John Locke looks at politics and government from 2 main principles. He states that politics is founded on reason, social contract, and tolerance. These are important in dealing with the human nature and the selfish desires. Both Locke and Hobbes believe that the nature of men allows them to be selfish beings and this is evident through the introduction of currency.
Establishing defense for the state alone is not enough. This is the main cause that has led to the development of civil societies. According to the principles set forth by Locke, it is clear to note that he advocated for the separation of powers in government so as to improve the efficiency of government. (Parry, 2003)
In conclusion, both Locke and Hobbes have presented a wealth of information with regards to the analysis of the state of nature and the purpose of politics in the society. Hobbes views on the state of nature are more plausible whereas Locke’s views on the purpose of politics are more plausible.

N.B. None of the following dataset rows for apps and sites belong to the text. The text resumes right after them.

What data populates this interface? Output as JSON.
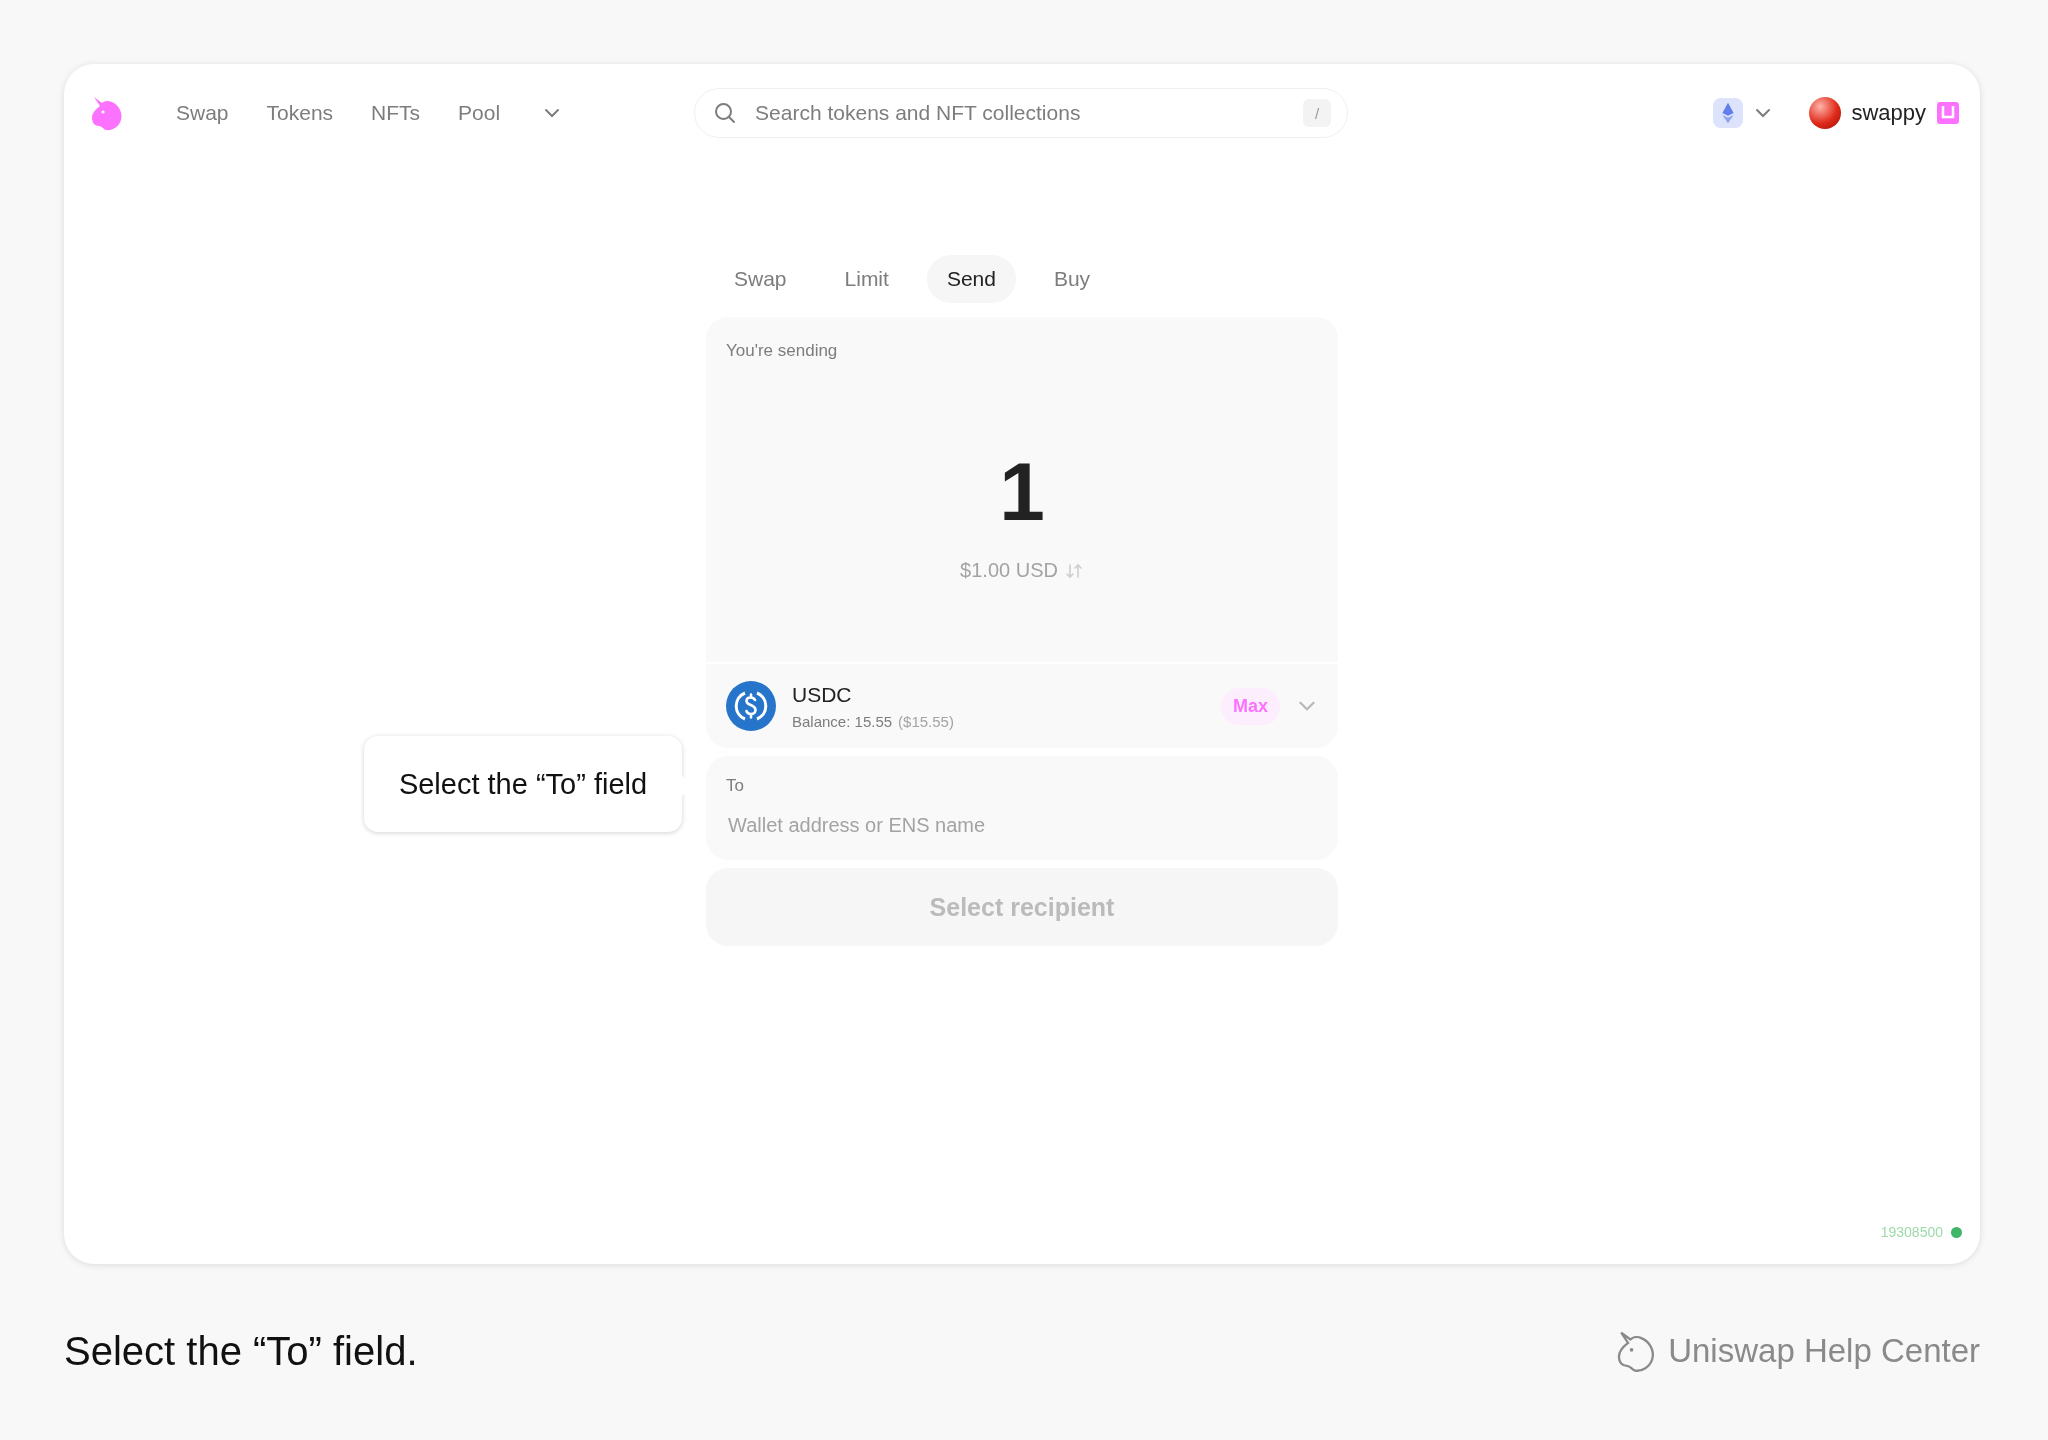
{
  "nav": {
    "links": [
      {
        "label": "Swap"
      },
      {
        "label": "Tokens"
      },
      {
        "label": "NFTs"
      },
      {
        "label": "Pool"
      }
    ],
    "search": {
      "placeholder": "Search tokens and NFT collections",
      "shortcut": "/"
    },
    "account": {
      "name": "swappy"
    }
  },
  "tabs": [
    {
      "label": "Swap",
      "selected": false
    },
    {
      "label": "Limit",
      "selected": false
    },
    {
      "label": "Send",
      "selected": true
    },
    {
      "label": "Buy",
      "selected": false
    }
  ],
  "send": {
    "label": "You're sending",
    "amount": "1",
    "fiat": "$1.00 USD",
    "token": {
      "symbol": "USDC",
      "balance": "Balance: 15.55",
      "balance_fiat": "($15.55)"
    },
    "max_button": "Max"
  },
  "to": {
    "label": "To",
    "placeholder": "Wallet address or ENS name"
  },
  "submit": {
    "label": "Select recipient",
    "disabled": true
  },
  "tooltip": "Select the “To” field",
  "block_number": "19308500",
  "caption": "Select the “To” field.",
  "brand": "Uniswap Help Center"
}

Hobbes principles on the state of nature are more acceptable compared to the views of Locke. He has dealt with the situation as it presents itself and his arguments are widely acceptable and applicable. With regards to the establishment of government, Locke has presented the fundamental purpose for the establishment of government as well as analyzing the effectiveness of governance.
Beattie, A.R. (2010). Justice and morality: human suffering, natural law and international politics. Farnham, England: Ashgate Publishers.
Parry, G. (2003). John Locke. London: Routledge.
Zaborowski, H. (2010). Natural moral law in contemporary society. Washington D.C: Catholic University of America Press